Award Information

Award #
Funding Category
Funding First Awarded
Total funding (to date)

Description of original award (Fiscal Year 2013, $60,000)

The State Justice Statistics (SJS) Program is designed to maintain and enhance each state's capacity to address criminal justice issues through collection and analysis of data. The SJS Program provides support to each state to coordinate and conduct statistical activities within the state, conduct research to estimate impacts of legislative and policy changes, and serve as a liaison in assisting BJS to gather data from respondent agencies within their states.

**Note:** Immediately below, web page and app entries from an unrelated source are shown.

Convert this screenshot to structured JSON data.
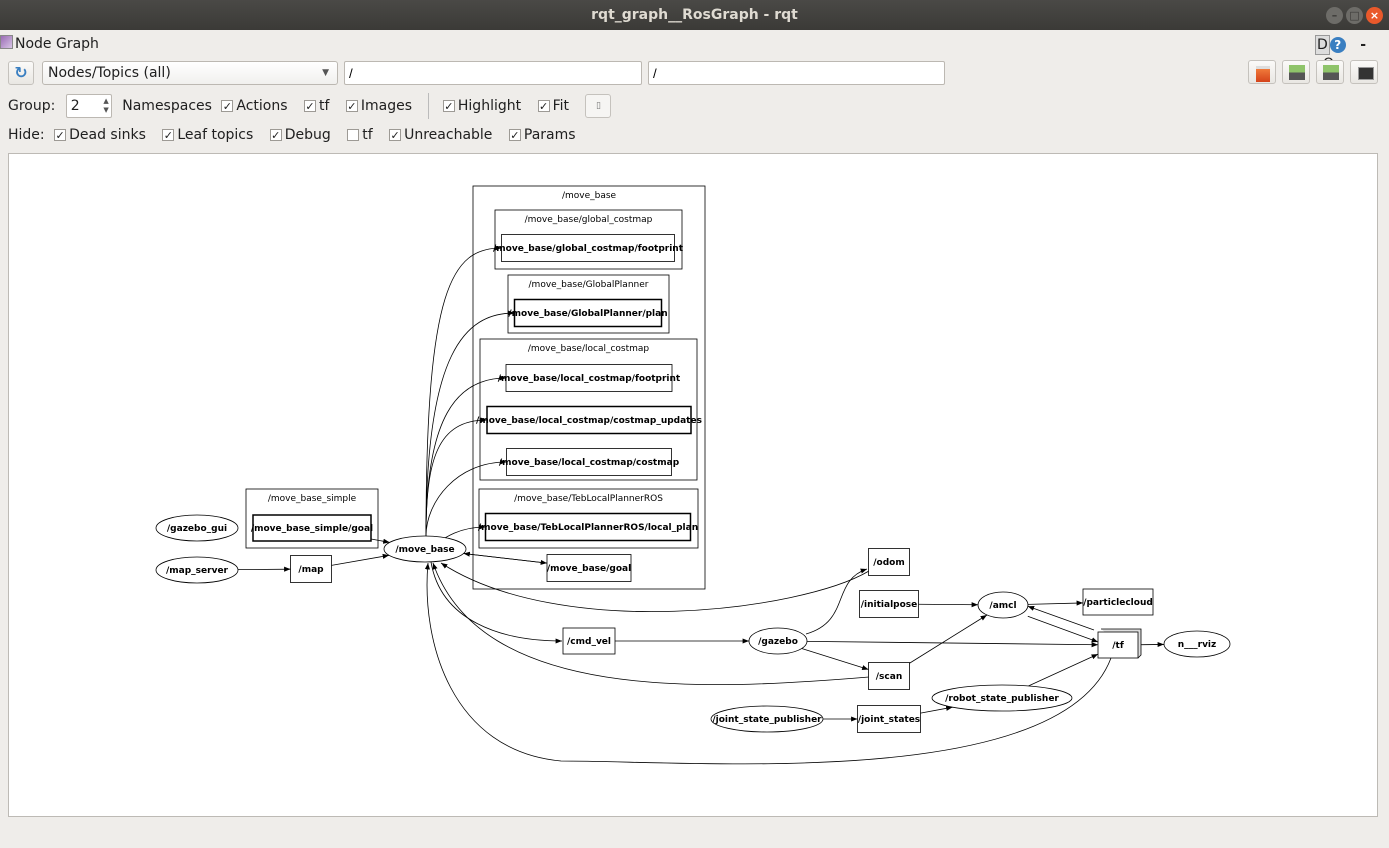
{
  "window": {
    "title": "rqt_graph__RosGraph - rqt"
  },
  "plugin": {
    "title": "Node Graph",
    "d_label": "D",
    "help_label": "?",
    "dash": "-",
    "o": "O"
  },
  "toolbar": {
    "view_mode": "Nodes/Topics (all)",
    "node_filter": "/",
    "topic_filter": "/"
  },
  "options": {
    "group_label": "Group:",
    "group_value": "2",
    "items": [
      {
        "label": "Namespaces",
        "checked": null
      },
      {
        "label": "Actions",
        "checked": true
      },
      {
        "label": "tf",
        "checked": true
      },
      {
        "label": "Images",
        "checked": true
      },
      {
        "label": "Highlight",
        "checked": true
      },
      {
        "label": "Fit",
        "checked": true
      }
    ]
  },
  "hide": {
    "label": "Hide:",
    "items": [
      {
        "label": "Dead sinks",
        "checked": true
      },
      {
        "label": "Leaf topics",
        "checked": true
      },
      {
        "label": "Debug",
        "checked": true
      },
      {
        "label": "tf",
        "checked": false
      },
      {
        "label": "Unreachable",
        "checked": true
      },
      {
        "label": "Params",
        "checked": true
      }
    ]
  },
  "graph": {
    "clusters": [
      {
        "id": "c_mbs",
        "label": "/move_base_simple"
      },
      {
        "id": "c_mb",
        "label": "/move_base"
      },
      {
        "id": "c_gc",
        "label": "/move_base/global_costmap"
      },
      {
        "id": "c_gp",
        "label": "/move_base/GlobalPlanner"
      },
      {
        "id": "c_lc",
        "label": "/move_base/local_costmap"
      },
      {
        "id": "c_teb",
        "label": "/move_base/TebLocalPlannerROS"
      }
    ],
    "nodes": [
      {
        "id": "gazebo_gui",
        "label": "/gazebo_gui",
        "shape": "ellipse"
      },
      {
        "id": "map_server",
        "label": "/map_server",
        "shape": "ellipse"
      },
      {
        "id": "mbs_goal",
        "label": "/move_base_simple/goal",
        "shape": "box"
      },
      {
        "id": "map",
        "label": "/map",
        "shape": "box"
      },
      {
        "id": "move_base",
        "label": "/move_base",
        "shape": "ellipse"
      },
      {
        "id": "gc_fp",
        "label": "/move_base/global_costmap/footprint",
        "shape": "box"
      },
      {
        "id": "gp_plan",
        "label": "/move_base/GlobalPlanner/plan",
        "shape": "box"
      },
      {
        "id": "lc_fp",
        "label": "/move_base/local_costmap/footprint",
        "shape": "box"
      },
      {
        "id": "lc_upd",
        "label": "/move_base/local_costmap/costmap_updates",
        "shape": "box"
      },
      {
        "id": "lc_cm",
        "label": "/move_base/local_costmap/costmap",
        "shape": "box"
      },
      {
        "id": "teb_plan",
        "label": "/move_base/TebLocalPlannerROS/local_plan",
        "shape": "box"
      },
      {
        "id": "mb_goal",
        "label": "/move_base/goal",
        "shape": "box"
      },
      {
        "id": "odom",
        "label": "/odom",
        "shape": "box"
      },
      {
        "id": "initialpose",
        "label": "/initialpose",
        "shape": "box"
      },
      {
        "id": "amcl",
        "label": "/amcl",
        "shape": "ellipse"
      },
      {
        "id": "particlecloud",
        "label": "/particlecloud",
        "shape": "box"
      },
      {
        "id": "tf",
        "label": "/tf",
        "shape": "box3d"
      },
      {
        "id": "rviz",
        "label": "n___rviz",
        "shape": "ellipse"
      },
      {
        "id": "cmd_vel",
        "label": "/cmd_vel",
        "shape": "box"
      },
      {
        "id": "gazebo",
        "label": "/gazebo",
        "shape": "ellipse"
      },
      {
        "id": "scan",
        "label": "/scan",
        "shape": "box"
      },
      {
        "id": "rsp",
        "label": "/robot_state_publisher",
        "shape": "ellipse"
      },
      {
        "id": "jsp",
        "label": "/joint_state_publisher",
        "shape": "ellipse"
      },
      {
        "id": "joint_states",
        "label": "/joint_states",
        "shape": "box"
      }
    ],
    "edges": [
      [
        "map_server",
        "map"
      ],
      [
        "map",
        "move_base"
      ],
      [
        "mbs_goal",
        "move_base"
      ],
      [
        "move_base",
        "gc_fp"
      ],
      [
        "move_base",
        "gp_plan"
      ],
      [
        "move_base",
        "lc_fp"
      ],
      [
        "move_base",
        "lc_upd"
      ],
      [
        "move_base",
        "lc_cm"
      ],
      [
        "move_base",
        "teb_plan"
      ],
      [
        "move_base",
        "mb_goal"
      ],
      [
        "mb_goal",
        "move_base"
      ],
      [
        "move_base",
        "cmd_vel"
      ],
      [
        "odom",
        "move_base"
      ],
      [
        "scan",
        "move_base"
      ],
      [
        "tf",
        "move_base"
      ],
      [
        "cmd_vel",
        "gazebo"
      ],
      [
        "gazebo",
        "odom"
      ],
      [
        "gazebo",
        "scan"
      ],
      [
        "gazebo",
        "tf"
      ],
      [
        "initialpose",
        "amcl"
      ],
      [
        "amcl",
        "particlecloud"
      ],
      [
        "amcl",
        "tf"
      ],
      [
        "tf",
        "amcl"
      ],
      [
        "tf",
        "rviz"
      ],
      [
        "scan",
        "amcl"
      ],
      [
        "jsp",
        "joint_states"
      ],
      [
        "joint_states",
        "rsp"
      ],
      [
        "rsp",
        "tf"
      ]
    ]
  }
}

The Council of the District of Columbia (D.C.) recently passed the Omnibus Criminal Code Amendments Act which has made synthetic drug use illegal in the District. However, there is currently little empirical data on synthetic drug usage available to assess the full scope of the problem and determine the impact of the legislation. The D.C. Statistical Analysis Center (SAC), located in the Criminal Justice Coordinating Council, will use SJS funds to identify ways to better quantify the synthetic drug use problem in order to inform policymakers and officials about the scope of the problem and identify ways to combat it. The SAC will take the following steps to gain perspective about the prevalence of synthetic drug usage, sales, and manufacturing within the District: 1) complete a literature review on the prevalence of the synthetic drug issue; 2) collaborate with various agencies to identify available data to assess the problem, including data on sales of synthetics and emergency room admissions for synthetic drug usage; and 3) examine the effectiveness of the emergency synthetic drug legislation passed in January to assess how agencies were impacted by the new legislation and whether the changes have had an effect on the usage of synthetic drugs. The SAC's findings will be used to develop recommendations and best practices related to the enforcement of synthetic drug usage and emerging testing procedures.


Date Created: August 5, 2013